I'm going to have a very interesting decision to make once Sony finally gets around to announcing the Vita TV's North American release: am I going to buy one of those sleek (and cheap) micro-consoles--along with a handful of games, of course--or am I going to buy a regular ol' Vita?
Regardless, I think the writing is on the wall that I'm going to buy a Vita in some form over the next 12 months or so--thanks in large part to the release of delicious-looking games like Spike Chunsoft's DanganRonpa: Trigger Happy Havoc.
Speaking of which, DieHard GameFan's Joshua Moore recently picked the brains of two Nippon Ichi Software of America staffers about their employer's decision to localize this enhanced remake of the first DanganRonpa title, which achieved a respectable amount of attention from Japanese PSP owners all the way back in 2010.
A few of the passages of this Q&A--with Phoenix Spaulding, the NISA editor working on the project, and David Alonzo, the company's marketing coordinator--that particularly stuck out for me:
Spaulding on why NISA decided to work on this title--"We’d been doing a lot with the Vita and wanted to do something that was a little bit outside of our normal wheelhouse. The tone is really different from anything we’ve done and the gameplay is different, but we saw with 999 and Virtue's Last Reward that there’s an audience [for this type of game], not just in Japan, but an establishing audience here as well."
Spaulding on DanganRonpa's being like 999 mixed with Phoenix Wright--"In terms of style, I guess that closest thing that a lot of people would know would be the Phoenix Wright games, where there’s sort of two components: the research and investigative part, and the trial portion. It’s sort of an information game where you have to keep track of a lot of details and look for those little points in the game." Also, like 999 and Virtue's Last Reward, the tone and style are "very dark, where you can’t really trust anyone and your life is on the line, while you’re sort of under pressure to figure out what’s going on."
Spaulding on the title's "hardcore gameplay"--"A lot of people tend to describe [the game] as sort of a visual novel, or that kind of thing, but I think people will be surprised that there’s a lot of hardcore gameplay elements that people don’t realize: there’s a lot of timing-based stuff, once you get to the class trial you’re not just sitting there.
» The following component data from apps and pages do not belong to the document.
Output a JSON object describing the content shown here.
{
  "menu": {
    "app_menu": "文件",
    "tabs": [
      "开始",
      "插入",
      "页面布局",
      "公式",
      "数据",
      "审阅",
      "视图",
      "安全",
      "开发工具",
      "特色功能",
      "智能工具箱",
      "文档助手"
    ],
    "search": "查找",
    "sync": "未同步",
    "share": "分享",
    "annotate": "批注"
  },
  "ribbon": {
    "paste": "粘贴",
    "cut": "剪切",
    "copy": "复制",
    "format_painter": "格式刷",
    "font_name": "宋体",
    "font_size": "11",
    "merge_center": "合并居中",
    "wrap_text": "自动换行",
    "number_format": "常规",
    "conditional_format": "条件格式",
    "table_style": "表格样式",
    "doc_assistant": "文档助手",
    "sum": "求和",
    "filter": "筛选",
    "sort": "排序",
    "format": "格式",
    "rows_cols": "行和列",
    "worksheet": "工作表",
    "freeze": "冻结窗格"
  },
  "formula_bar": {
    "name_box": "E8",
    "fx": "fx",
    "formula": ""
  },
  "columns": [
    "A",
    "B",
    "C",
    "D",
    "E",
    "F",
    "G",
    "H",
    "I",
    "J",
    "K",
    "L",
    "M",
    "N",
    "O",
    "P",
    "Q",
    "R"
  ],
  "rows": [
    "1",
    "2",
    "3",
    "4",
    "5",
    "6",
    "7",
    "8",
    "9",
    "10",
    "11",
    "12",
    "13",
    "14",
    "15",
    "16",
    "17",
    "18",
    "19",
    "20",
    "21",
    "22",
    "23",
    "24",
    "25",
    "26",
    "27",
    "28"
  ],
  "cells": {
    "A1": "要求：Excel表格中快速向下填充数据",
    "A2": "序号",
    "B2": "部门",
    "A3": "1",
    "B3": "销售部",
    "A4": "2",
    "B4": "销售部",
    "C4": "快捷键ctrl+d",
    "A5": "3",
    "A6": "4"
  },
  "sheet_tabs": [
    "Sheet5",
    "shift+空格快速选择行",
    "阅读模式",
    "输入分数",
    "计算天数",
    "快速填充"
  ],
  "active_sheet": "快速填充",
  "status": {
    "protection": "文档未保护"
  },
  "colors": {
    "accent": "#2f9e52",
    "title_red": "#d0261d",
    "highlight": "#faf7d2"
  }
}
It’s very active, you have to be paying attention. There’s a lot more than just sitting there reading a lot of text."
To read the full comments of Spaulding and Alonzo, direct your browser of choice to diehardgamefan.com.
DanganRonpa: Trigger Happy Havoc will be released in both Europe and North America--and in both digital and physical formats, I believe--in early 2014, courtesy of NISA. Pre-order the boxed US version here.